• Recorded information
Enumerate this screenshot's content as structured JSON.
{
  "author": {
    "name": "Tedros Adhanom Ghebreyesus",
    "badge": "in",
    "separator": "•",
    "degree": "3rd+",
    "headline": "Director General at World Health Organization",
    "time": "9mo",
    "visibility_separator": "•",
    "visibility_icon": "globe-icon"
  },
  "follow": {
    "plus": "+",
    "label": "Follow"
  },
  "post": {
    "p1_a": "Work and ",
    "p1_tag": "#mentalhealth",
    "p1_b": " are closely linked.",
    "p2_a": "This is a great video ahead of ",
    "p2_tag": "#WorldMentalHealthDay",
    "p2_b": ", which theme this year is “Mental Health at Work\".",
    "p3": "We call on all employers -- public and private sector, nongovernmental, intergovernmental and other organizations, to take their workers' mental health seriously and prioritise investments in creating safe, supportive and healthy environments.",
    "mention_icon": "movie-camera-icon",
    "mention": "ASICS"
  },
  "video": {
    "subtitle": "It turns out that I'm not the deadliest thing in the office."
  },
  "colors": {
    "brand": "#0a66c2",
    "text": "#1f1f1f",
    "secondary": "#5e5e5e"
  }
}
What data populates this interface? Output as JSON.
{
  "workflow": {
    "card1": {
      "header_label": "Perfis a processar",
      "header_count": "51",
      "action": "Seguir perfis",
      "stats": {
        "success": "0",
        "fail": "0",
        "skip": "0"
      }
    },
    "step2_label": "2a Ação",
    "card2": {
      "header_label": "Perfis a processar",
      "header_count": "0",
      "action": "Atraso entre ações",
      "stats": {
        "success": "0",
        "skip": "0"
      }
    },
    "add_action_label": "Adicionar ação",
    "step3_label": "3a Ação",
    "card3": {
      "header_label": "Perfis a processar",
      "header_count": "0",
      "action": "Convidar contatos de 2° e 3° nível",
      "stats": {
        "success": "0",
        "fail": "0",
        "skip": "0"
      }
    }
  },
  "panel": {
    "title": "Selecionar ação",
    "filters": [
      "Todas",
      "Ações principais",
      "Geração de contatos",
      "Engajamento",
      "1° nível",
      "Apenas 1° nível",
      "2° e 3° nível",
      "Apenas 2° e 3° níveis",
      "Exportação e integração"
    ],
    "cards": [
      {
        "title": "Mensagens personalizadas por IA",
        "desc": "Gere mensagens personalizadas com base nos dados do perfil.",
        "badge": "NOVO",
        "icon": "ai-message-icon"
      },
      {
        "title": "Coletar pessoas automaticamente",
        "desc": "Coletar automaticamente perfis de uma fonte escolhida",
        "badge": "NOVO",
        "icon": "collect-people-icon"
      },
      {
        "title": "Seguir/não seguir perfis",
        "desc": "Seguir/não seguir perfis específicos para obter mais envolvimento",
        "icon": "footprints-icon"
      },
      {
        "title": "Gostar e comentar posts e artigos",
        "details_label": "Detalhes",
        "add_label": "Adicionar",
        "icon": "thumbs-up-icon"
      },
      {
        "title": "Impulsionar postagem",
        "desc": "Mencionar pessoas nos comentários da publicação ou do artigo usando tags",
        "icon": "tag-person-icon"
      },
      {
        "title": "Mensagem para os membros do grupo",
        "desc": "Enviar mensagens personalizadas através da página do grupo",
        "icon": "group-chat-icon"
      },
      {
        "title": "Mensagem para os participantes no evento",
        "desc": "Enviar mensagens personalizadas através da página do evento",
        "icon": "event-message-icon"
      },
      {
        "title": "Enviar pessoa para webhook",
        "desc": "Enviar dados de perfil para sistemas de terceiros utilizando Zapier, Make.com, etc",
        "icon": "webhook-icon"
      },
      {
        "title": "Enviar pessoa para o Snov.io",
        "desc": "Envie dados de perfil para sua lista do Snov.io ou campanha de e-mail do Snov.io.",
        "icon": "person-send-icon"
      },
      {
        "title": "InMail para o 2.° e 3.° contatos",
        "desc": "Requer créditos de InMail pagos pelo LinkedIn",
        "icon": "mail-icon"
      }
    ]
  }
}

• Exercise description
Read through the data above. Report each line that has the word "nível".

• Task solution
      "action": "Convidar contatos de 2° e 3° nível",
      "1° nível",
      "Apenas 1° nível",
      "2° e 3° nível",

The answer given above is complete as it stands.